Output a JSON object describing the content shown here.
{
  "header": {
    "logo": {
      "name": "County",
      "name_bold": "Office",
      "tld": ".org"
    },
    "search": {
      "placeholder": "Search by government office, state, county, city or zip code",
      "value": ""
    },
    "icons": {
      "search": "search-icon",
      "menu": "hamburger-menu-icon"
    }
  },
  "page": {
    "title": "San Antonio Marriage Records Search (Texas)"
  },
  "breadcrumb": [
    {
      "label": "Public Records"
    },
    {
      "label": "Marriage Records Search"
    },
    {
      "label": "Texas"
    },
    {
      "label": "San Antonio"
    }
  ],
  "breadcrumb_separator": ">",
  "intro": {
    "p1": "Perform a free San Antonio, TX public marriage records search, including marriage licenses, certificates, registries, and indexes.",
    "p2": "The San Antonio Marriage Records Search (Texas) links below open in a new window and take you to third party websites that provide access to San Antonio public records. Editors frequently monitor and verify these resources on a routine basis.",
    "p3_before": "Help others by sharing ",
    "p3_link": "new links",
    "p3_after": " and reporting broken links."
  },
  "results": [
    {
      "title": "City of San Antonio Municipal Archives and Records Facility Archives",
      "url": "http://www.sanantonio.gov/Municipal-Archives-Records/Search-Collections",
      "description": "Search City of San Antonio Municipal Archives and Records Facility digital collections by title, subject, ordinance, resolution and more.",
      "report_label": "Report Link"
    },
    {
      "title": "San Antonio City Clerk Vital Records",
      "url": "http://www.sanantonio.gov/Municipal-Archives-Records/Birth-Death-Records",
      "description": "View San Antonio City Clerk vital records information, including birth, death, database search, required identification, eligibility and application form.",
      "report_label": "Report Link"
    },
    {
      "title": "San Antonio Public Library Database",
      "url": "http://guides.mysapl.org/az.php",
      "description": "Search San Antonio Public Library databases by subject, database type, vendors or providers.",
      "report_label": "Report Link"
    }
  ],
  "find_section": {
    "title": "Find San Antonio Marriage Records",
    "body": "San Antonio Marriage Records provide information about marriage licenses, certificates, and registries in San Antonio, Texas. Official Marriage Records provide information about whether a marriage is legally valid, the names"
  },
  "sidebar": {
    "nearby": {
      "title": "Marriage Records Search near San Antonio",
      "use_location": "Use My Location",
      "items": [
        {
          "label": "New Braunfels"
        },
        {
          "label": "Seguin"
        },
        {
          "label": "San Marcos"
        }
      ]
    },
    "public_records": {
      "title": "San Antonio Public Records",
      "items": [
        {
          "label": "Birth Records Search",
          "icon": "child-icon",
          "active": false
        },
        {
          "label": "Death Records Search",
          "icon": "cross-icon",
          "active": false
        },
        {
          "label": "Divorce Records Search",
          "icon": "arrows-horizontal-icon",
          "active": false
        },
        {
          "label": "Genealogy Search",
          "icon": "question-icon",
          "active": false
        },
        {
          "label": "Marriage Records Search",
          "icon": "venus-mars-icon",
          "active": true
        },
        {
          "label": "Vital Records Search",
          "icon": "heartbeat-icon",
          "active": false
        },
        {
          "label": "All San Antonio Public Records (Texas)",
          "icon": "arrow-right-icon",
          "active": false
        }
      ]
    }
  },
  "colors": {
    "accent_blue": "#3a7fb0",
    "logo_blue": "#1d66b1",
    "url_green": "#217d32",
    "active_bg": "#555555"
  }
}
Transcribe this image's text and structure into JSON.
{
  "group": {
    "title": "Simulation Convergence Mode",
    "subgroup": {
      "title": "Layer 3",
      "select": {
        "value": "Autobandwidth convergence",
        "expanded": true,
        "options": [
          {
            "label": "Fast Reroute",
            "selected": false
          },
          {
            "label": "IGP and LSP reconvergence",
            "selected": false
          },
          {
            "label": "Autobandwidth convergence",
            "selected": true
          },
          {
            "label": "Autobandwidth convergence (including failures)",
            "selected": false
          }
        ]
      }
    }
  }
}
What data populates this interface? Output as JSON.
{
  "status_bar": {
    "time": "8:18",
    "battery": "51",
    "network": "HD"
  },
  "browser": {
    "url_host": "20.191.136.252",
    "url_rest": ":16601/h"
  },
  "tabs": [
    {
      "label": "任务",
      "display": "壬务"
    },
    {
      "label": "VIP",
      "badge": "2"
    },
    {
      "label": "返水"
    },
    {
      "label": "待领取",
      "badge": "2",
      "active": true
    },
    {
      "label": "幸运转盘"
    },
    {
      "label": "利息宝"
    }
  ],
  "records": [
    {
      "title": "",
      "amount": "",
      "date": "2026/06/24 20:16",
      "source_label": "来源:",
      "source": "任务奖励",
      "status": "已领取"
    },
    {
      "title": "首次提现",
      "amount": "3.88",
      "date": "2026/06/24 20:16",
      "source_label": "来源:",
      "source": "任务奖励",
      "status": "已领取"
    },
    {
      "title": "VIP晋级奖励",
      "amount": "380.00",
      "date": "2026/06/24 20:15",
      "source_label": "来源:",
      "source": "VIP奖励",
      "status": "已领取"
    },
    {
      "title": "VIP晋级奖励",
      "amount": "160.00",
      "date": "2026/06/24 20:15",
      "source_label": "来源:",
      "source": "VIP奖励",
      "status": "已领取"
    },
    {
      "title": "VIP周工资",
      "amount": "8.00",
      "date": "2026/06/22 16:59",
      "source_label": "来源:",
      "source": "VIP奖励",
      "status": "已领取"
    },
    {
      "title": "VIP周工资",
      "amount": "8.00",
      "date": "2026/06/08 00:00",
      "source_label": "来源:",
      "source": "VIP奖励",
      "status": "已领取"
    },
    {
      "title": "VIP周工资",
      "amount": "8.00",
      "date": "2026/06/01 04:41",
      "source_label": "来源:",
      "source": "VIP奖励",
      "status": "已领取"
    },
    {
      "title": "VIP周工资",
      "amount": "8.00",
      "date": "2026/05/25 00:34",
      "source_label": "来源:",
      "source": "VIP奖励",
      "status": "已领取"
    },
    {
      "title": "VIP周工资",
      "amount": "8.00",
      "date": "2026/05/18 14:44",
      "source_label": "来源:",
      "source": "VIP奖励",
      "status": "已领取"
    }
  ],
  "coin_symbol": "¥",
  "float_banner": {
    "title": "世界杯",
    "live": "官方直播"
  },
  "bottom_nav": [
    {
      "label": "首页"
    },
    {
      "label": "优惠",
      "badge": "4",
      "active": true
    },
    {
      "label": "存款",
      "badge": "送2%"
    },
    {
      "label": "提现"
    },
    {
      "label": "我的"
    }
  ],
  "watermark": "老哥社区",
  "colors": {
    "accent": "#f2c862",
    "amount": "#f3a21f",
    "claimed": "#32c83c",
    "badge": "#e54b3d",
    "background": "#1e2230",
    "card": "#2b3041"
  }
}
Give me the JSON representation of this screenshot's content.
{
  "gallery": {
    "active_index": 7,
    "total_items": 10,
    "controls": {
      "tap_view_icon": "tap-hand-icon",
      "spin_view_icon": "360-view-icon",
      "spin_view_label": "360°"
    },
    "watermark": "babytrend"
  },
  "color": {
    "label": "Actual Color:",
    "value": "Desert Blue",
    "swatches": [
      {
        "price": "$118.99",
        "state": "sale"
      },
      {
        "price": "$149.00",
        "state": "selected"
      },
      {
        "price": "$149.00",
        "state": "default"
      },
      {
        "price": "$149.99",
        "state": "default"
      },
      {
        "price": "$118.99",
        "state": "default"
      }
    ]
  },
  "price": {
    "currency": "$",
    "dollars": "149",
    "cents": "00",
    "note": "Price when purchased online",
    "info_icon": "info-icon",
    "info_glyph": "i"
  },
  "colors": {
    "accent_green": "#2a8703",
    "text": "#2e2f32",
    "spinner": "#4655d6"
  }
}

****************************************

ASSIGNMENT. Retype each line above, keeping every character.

EXERCISE RESULT.
Output a JSON object describing the content shown here.
{
  "header": {
    "logo": {
      "name": "County",
      "name_bold": "Office",
      "tld": ".org"
    },
    "search": {
      "placeholder": "Search by government office, state, county, city or zip code",
      "value": ""
    },
    "icons": {
      "search": "search-icon",
      "menu": "hamburger-menu-icon"
    }
  },
  "page": {
    "title": "San Antonio Marriage Records Search (Texas)"
  },
  "breadcrumb": [
    {
      "label": "Public Records"
    },
    {
      "label": "Marriage Records Search"
    },
    {
      "label": "Texas"
    },
    {
      "label": "San Antonio"
    }
  ],
  "breadcrumb_separator": ">",
  "intro": {
    "p1": "Perform a free San Antonio, TX public marriage records search, including marriage licenses, certificates, registries, and indexes.",
    "p2": "The San Antonio Marriage Records Search (Texas) links below open in a new window and take you to third party websites that provide access to San Antonio public records. Editors frequently monitor and verify these resources on a routine basis.",
    "p3_before": "Help others by sharing ",
    "p3_link": "new links",
    "p3_after": " and reporting broken links."
  },
  "results": [
    {
      "title": "City of San Antonio Municipal Archives and Records Facility Archives",
      "url": "http://www.sanantonio.gov/Municipal-Archives-Records/Search-Collections",
      "description": "Search City of San Antonio Municipal Archives and Records Facility digital collections by title, subject, ordinance, resolution and more.",
      "report_label": "Report Link"
    },
    {
      "title": "San Antonio City Clerk Vital Records",
      "url": "http://www.sanantonio.gov/Municipal-Archives-Records/Birth-Death-Records",
      "description": "View San Antonio City Clerk vital records information, including birth, death, database search, required identification, eligibility and application form.",
      "report_label": "Report Link"
    },
    {
      "title": "San Antonio Public Library Database",
      "url": "http://guides.mysapl.org/az.php",
      "description": "Search San Antonio Public Library databases by subject, database type, vendors or providers.",
      "report_label": "Report Link"
    }
  ],
  "find_section": {
    "title": "Find San Antonio Marriage Records",
    "body": "San Antonio Marriage Records provide information about marriage licenses, certificates, and registries in San Antonio, Texas. Official Marriage Records provide information about whether a marriage is legally valid, the names"
  },
  "sidebar": {
    "nearby": {
      "title": "Marriage Records Search near San Antonio",
      "use_location": "Use My Location",
      "items": [
        {
          "label": "New Braunfels"
        },
        {
          "label": "Seguin"
        },
        {
          "label": "San Marcos"
        }
      ]
    },
    "public_records": {
      "title": "San Antonio Public Records",
      "items": [
        {
          "label": "Birth Records Search",
          "icon": "child-icon",
          "active": false
        },
        {
          "label": "Death Records Search",
          "icon": "cross-icon",
          "active": false
        },
        {
          "label": "Divorce Records Search",
          "icon": "arrows-horizontal-icon",
          "active": false
        },
        {
          "label": "Genealogy Search",
          "icon": "question-icon",
          "active": false
        },
        {
          "label": "Marriage Records Search",
          "icon": "venus-mars-icon",
          "active": true
        },
        {
          "label": "Vital Records Search",
          "icon": "heartbeat-icon",
          "active": false
        },
        {
          "label": "All San Antonio Public Records (Texas)",
          "icon": "arrow-right-icon",
          "active": false
        }
      ]
    }
  },
  "colors": {
    "accent_blue": "#3a7fb0",
    "logo_blue": "#1d66b1",
    "url_green": "#217d32",
    "active_bg": "#555555"
  }
}
Transcribe this image's text and structure into JSON.
{
  "group": {
    "title": "Simulation Convergence Mode",
    "subgroup": {
      "title": "Layer 3",
      "select": {
        "value": "Autobandwidth convergence",
        "expanded": true,
        "options": [
          {
            "label": "Fast Reroute",
            "selected": false
          },
          {
            "label": "IGP and LSP reconvergence",
            "selected": false
          },
          {
            "label": "Autobandwidth convergence",
            "selected": true
          },
          {
            "label": "Autobandwidth convergence (including failures)",
            "selected": false
          }
        ]
      }
    }
  }
}
What data populates this interface? Output as JSON.
{
  "status_bar": {
    "time": "8:18",
    "battery": "51",
    "network": "HD"
  },
  "browser": {
    "url_host": "20.191.136.252",
    "url_rest": ":16601/h"
  },
  "tabs": [
    {
      "label": "任务",
      "display": "壬务"
    },
    {
      "label": "VIP",
      "badge": "2"
    },
    {
      "label": "返水"
    },
    {
      "label": "待领取",
      "badge": "2",
      "active": true
    },
    {
      "label": "幸运转盘"
    },
    {
      "label": "利息宝"
    }
  ],
  "records": [
    {
      "title": "",
      "amount": "",
      "date": "2026/06/24 20:16",
      "source_label": "来源:",
      "source": "任务奖励",
      "status": "已领取"
    },
    {
      "title": "首次提现",
      "amount": "3.88",
      "date": "2026/06/24 20:16",
      "source_label": "来源:",
      "source": "任务奖励",
      "status": "已领取"
    },
    {
      "title": "VIP晋级奖励",
      "amount": "380.00",
      "date": "2026/06/24 20:15",
      "source_label": "来源:",
      "source": "VIP奖励",
      "status": "已领取"
    },
    {
      "title": "VIP晋级奖励",
      "amount": "160.00",
      "date": "2026/06/24 20:15",
      "source_label": "来源:",
      "source": "VIP奖励",
      "status": "已领取"
    },
    {
      "title": "VIP周工资",
      "amount": "8.00",
      "date": "2026/06/22 16:59",
      "source_label": "来源:",
      "source": "VIP奖励",
      "status": "已领取"
    },
    {
      "title": "VIP周工资",
      "amount": "8.00",
      "date": "2026/06/08 00:00",
      "source_label": "来源:",
      "source": "VIP奖励",
      "status": "已领取"
    },
    {
      "title": "VIP周工资",
      "amount": "8.00",
      "date": "2026/06/01 04:41",
      "source_label": "来源:",
      "source": "VIP奖励",
      "status": "已领取"
    },
    {
      "title": "VIP周工资",
      "amount": "8.00",
      "date": "2026/05/25 00:34",
      "source_label": "来源:",
      "source": "VIP奖励",
      "status": "已领取"
    },
    {
      "title": "VIP周工资",
      "amount": "8.00",
      "date": "2026/05/18 14:44",
      "source_label": "来源:",
      "source": "VIP奖励",
      "status": "已领取"
    }
  ],
  "coin_symbol": "¥",
  "float_banner": {
    "title": "世界杯",
    "live": "官方直播"
  },
  "bottom_nav": [
    {
      "label": "首页"
    },
    {
      "label": "优惠",
      "badge": "4",
      "active": true
    },
    {
      "label": "存款",
      "badge": "送2%"
    },
    {
      "label": "提现"
    },
    {
      "label": "我的"
    }
  ],
  "watermark": "老哥社区",
  "colors": {
    "accent": "#f2c862",
    "amount": "#f3a21f",
    "claimed": "#32c83c",
    "badge": "#e54b3d",
    "background": "#1e2230",
    "card": "#2b3041"
  }
}
Give me the JSON representation of this screenshot's content.
{
  "gallery": {
    "active_index": 7,
    "total_items": 10,
    "controls": {
      "tap_view_icon": "tap-hand-icon",
      "spin_view_icon": "360-view-icon",
      "spin_view_label": "360°"
    },
    "watermark": "babytrend"
  },
  "color": {
    "label": "Actual Color:",
    "value": "Desert Blue",
    "swatches": [
      {
        "price": "$118.99",
        "state": "sale"
      },
      {
        "price": "$149.00",
        "state": "selected"
      },
      {
        "price": "$149.00",
        "state": "default"
      },
      {
        "price": "$149.99",
        "state": "default"
      },
      {
        "price": "$118.99",
        "state": "default"
      }
    ]
  },
  "price": {
    "currency": "$",
    "dollars": "149",
    "cents": "00",
    "note": "Price when purchased online",
    "info_icon": "info-icon",
    "info_glyph": "i"
  },
  "colors": {
    "accent_green": "#2a8703",
    "text": "#2e2f32",
    "spinner": "#4655d6"
  }
}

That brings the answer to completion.